Scooby Panel (Wendy): You've had an impressive career -- but is there anything you didn't get to do that you wish you had?

Iraj Paran: I was content with my role, and never thought of doing anything else.

Scooby Panel (Wendy): Do you have a collection of memorabilia or artwork?

Iraj Paran: Yes. I treasure and enjoy my nice collection.

Scooby Panel (Will): Did the graphics team work closely with animators, or were departments siloed?

Iraj Paran: As an executive in-charge of the Art department, I worked very closely with Iwao Takamoto in design projects when we prepared presentation art for Joe Barbera to pitch new shows. My position involved working with both Bill Hanna and Joe Barbera on studio related projects and also helped both men on their personal projects. I also worked with different writers, producers, animators, layout artists, camera folks, Ink & Paint staff and various merchandising team and many others.
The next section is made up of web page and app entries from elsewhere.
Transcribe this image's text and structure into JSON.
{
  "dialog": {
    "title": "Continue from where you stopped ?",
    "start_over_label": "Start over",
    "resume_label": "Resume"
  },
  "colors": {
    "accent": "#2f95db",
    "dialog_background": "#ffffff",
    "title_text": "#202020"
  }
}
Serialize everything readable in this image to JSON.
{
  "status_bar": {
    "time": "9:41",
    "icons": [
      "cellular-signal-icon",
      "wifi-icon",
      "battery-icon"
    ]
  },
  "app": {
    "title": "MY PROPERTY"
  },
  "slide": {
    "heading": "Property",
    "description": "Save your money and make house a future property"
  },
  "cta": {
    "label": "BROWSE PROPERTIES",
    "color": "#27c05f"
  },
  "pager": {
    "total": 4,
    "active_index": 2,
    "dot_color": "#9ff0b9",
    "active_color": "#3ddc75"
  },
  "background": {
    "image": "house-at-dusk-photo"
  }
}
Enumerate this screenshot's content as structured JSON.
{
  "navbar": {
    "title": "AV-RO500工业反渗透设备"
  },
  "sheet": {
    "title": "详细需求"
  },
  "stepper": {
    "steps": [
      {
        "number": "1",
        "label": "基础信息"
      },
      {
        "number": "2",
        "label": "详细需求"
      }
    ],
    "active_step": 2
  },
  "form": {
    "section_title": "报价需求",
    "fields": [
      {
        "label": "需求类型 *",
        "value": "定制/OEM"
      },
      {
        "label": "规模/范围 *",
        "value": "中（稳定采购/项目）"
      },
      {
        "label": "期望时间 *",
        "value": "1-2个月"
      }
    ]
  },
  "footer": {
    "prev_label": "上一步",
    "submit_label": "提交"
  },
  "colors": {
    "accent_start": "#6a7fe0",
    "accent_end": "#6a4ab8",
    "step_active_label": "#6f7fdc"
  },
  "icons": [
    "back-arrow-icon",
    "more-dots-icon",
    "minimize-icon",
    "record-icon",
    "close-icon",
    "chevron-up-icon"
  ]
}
Hanna-Barbera signature logo by Iraj Paran. (Photo: Logopedia)

Scooby Panel (Will): You worked with many iconic properties, were there projects or characters you were more invested in?

Iraj Paran: One of my favorite design project was a project we did for a restaurant in Houston, Texas named “Scooby’s Fun Factory Pizza.” I’m proud of The Funtastic World of Hanna-Barbera rainbow colored arcade style logo and the Hanna-Barbera signature logo, which have been used worldwide. I worked very closely with Ted Sennet on “The Art of Hanna-Barbera” book. Every year, I designed the studios calendar which showcased the year’s production favorites.

Bill Hanna and Iraj Paran at Scooby’s Fun Factory Pizza in Houston, TX. (Photo: Courtesy of Iraj Paran)

Scooby Panel (Will): Does graphics work include the animated logos for HB and other companies which seemed to use much more sophisticated animation techniques?

Iraj Paran: The Process of creating Titles and Graphics for any shows was fun and involved. I had meetings and discussions with writers and producers about the show’s main characters and the stories. Generally, based on those conversations, I would decide to design the titles and create graphics for each show. Sometimes, and depending on the specific show, we used pertinent parts of the show or character with a specific pose. For “The New Scooby-Doo movies” for example, I worked with Bob Singer and we decided to use the flashlight in Shaggy’s hand as a spotlight creating an area for the guest stars who appeared in different episodes. The letterings portrayed the mystery look for Scooby-Doo show’s opening/closing title. Different H-B logos were used at the end of each production.

The New Scooby-Doo Movies title card created by Iraj Paran and Bob Singer. (Photo: Screenshot from the actual episode)

Scooby Panel (Will): Is graphics work done as a team or is it a solitary process?

Iraj Paran: Our work at the Hanna-Barbera studio was always teamwork, nothing was solitary.

Scooby Panel (Will): We’ve heard great stories about the culture and characters at HB studios. What do you miss most about working there?

Iraj Paran: I miss Bill and Joe, my animation friends, the fun and family atmosphere of the studio. We had artists from different nationalities and backgrounds all working together in a beautiful harmony bringing joy to the people and children of the world.

Scooby Panel (Nikki): Have you ever been given a piece of advice that stuck with you? And do you have any advice for anyone that is looking to get into the animation industry?

Iraj Paran: “This too shall pass” was Joe Barbera’s phrase whenever there were changes at the studio. Bill Hanna used the famous “Yabba-Dabba-Doo” phrase a lot to express his delight and to praise. My suggestion to the young generation would be: always trust yourself and aim high, you’ll make it!

Scooby Panel (Nikki): Do you have any fun stories you can share with us about your time at Hanna-Barbera or about the people you worked with?

Iraj Paran: Recently, I finished my memoir a book titled “A Great Old Time, The Primetime Years of Hanna-Barbera” which I hope to share with the H-B fans whenever the time is right. While working on my book’s chapters, I reminisced with joy remembering all the Yabba-Dabba-Doo times I had at the Hanna-Barbera studio and the privilege of working with the most amazing group of super talents.

“A Great Old Time, The Primetime Years of Hanna-Barbera” by Iraj Paran. (Photo: Courtesy of Iraj Paran)